Approximately 100 people of all ages from the Chacon Playa and Cuerval communities, along with volunteers from the municipality, the Secretary of Economic and Environmental Development from the mayoralty of Timbiqui and the ProAves Ranita Terribilis Bird Reserve team successfully completed two days of solid waste cleanup. They all participated and managed to collect 65 bags of solid plastic waste helping to free the sea birds from the pollution on the beaches. 

Along with the cleanup, there were also days of beach birdwatching with the participants, who were eager to share their knowledge of migrating species. They also wanted to underline the care that was needed to preserve the habitat from the interaction of human beings, ecosystems and species. Additionally, during those birdwatching, days attendees were briefed on the importance of coexisting with the most  common species of the region, such as the Eurasian Whimbrel, the Grey Plover, the Willet (Numenius phaeopus, Pluvialis squaratola, the Tringa semipalmata), the Semipalmated plover (Charadrius semipalmatus) at their migrating stage. They also spoke of the Royal and the Sandwich Tern (Thalasseus maximus, Thalasseus sandvicensis);  the Neotropic Cormormant (Phalacrocorax brasilianum) and the Stork or Pelican (Pelecanus occidentalis), especially as locals often hunt some of these species for their consumption. 

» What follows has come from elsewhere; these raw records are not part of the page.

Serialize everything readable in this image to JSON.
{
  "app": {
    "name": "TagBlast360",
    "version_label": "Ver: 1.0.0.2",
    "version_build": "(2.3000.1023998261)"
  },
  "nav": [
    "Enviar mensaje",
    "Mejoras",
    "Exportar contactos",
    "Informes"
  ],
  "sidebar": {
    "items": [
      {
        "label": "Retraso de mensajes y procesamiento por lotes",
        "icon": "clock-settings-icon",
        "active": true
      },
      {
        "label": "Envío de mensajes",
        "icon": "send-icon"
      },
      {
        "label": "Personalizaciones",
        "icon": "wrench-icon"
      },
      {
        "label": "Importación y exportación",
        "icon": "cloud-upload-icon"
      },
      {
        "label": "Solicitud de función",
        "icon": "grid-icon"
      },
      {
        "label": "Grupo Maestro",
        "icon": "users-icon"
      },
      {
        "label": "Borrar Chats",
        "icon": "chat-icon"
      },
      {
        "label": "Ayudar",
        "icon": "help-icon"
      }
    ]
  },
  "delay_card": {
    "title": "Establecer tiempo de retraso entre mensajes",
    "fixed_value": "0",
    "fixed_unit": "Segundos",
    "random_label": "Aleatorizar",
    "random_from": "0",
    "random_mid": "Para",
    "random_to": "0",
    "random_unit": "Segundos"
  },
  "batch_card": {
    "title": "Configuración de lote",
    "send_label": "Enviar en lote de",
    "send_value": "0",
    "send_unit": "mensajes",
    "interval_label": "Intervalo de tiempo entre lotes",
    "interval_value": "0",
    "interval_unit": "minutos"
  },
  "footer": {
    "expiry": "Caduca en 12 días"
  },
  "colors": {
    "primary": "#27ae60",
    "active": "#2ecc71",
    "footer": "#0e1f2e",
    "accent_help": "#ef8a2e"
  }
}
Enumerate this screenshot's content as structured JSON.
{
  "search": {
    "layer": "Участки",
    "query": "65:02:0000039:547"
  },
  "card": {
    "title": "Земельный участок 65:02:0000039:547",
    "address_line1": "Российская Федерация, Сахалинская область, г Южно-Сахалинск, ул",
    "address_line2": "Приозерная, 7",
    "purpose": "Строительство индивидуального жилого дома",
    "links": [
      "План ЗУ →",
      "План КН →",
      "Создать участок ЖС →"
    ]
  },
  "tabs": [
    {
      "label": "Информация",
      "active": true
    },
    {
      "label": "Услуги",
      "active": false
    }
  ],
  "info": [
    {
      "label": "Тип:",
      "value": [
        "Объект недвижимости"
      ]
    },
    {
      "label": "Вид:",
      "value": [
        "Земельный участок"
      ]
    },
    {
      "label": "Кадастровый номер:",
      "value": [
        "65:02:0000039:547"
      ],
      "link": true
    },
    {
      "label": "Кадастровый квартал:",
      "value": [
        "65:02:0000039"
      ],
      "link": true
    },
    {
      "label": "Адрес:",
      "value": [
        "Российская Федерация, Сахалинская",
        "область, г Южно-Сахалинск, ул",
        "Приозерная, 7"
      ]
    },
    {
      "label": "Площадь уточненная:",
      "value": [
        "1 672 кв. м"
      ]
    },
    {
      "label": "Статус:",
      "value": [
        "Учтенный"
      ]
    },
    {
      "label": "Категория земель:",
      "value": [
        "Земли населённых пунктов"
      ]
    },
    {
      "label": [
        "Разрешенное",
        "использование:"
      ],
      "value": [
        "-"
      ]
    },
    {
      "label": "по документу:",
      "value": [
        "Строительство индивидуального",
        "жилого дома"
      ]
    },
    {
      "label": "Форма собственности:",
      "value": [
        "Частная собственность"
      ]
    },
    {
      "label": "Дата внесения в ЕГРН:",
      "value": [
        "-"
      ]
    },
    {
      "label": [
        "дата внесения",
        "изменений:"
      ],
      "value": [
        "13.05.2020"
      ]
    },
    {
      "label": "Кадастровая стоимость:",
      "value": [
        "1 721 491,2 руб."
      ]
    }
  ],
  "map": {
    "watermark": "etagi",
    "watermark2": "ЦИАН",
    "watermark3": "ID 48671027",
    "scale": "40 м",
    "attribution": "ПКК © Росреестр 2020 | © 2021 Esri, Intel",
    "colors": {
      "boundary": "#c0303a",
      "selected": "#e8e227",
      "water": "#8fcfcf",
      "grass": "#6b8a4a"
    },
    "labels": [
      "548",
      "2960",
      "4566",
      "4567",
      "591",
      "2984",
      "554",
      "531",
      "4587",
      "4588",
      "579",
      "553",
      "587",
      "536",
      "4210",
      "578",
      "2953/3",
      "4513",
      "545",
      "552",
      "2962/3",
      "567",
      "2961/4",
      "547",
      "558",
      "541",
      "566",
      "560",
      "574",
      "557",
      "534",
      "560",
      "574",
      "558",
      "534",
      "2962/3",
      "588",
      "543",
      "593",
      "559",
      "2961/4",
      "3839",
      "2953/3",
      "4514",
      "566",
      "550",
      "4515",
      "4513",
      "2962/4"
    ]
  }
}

We appreciate the great support of the World Land Trust, the American Bird Conservancy and the Mayor’s Office of Timbiquí